vcat that swaps the first and second half of a sequence of vectors. I fire up Julia and verify:
julia> Threads.nthreads() 4
I wrote the following simple test routine which can be cut-and-paste to the REPL:
function f1(N::Int, J::Int) x = [ collect(1:N) for j = 1:J ] nhalf = floor(Int, N/2) for j = 1:J x[j][:] = vcat(x[j][nhalf+1:end], x[j][1:nhalf]) end return x end function f1_thread(N::Int, J::Int) x = [ collect(1:N) for j = 1:J ] nhalf = floor(Int, N/2) Threads.@threads for j = 1:J x[j][:] = vcat(x[j][nhalf+1:end], x[j][1:nhalf]) end return x end x1 = f1(10, 100); x2 = f1_thread(10, 100); using BenchmarkTools @btime f1(10000, 10000); @btime f1_thread(10000, 10000);
The threaded version is about 10% faster.
Is the conclusion here that this just simply isn’t a good operation for threading? Is the problem that the overhead in setting up the threaded loop is greater than the savings made by threading?
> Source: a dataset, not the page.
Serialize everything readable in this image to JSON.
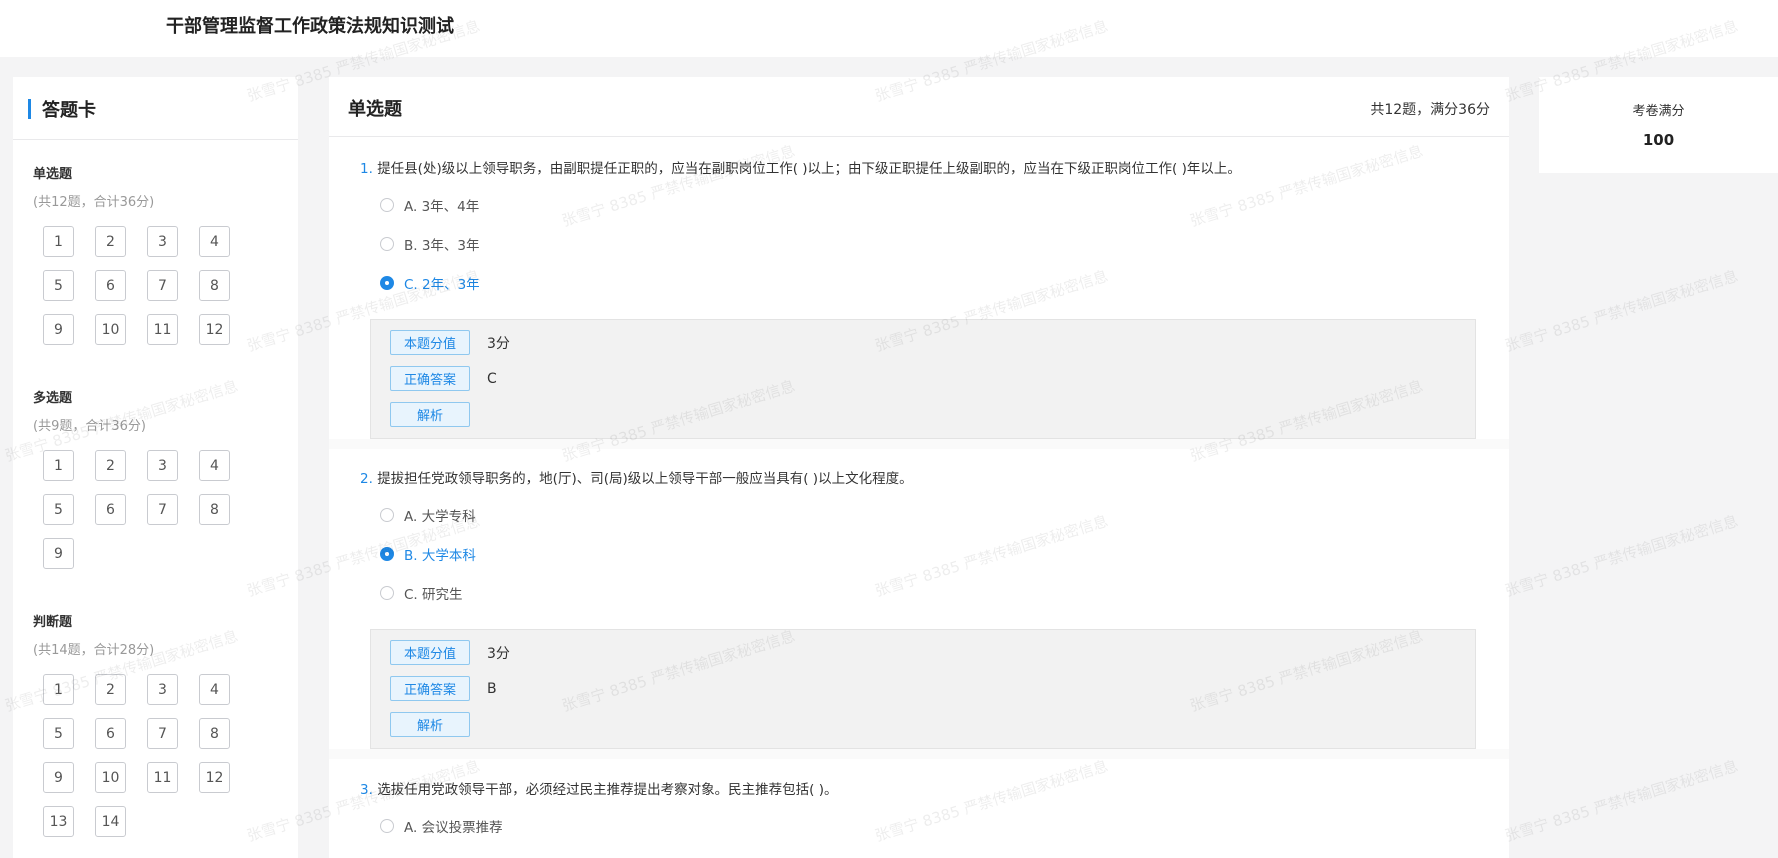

If so, are there any other options for parallelizing loops like this?
I also tried using
@distributed, but the cost of applying
x massively outweighted any gains.
I also tried
SharedArray, and had a similar issue with the setup costs, and also kept getting errors when I tried larger examples of the form:
ERROR: On worker 3: SystemError: shm_open() failed for /jl011485a0lWXYifpyIZJdgO1sIM: Too many open files
So, is the conclusion here that this just isn’t an operation that can be sped up by using multiple cores?
Cheers and thanks for all responders.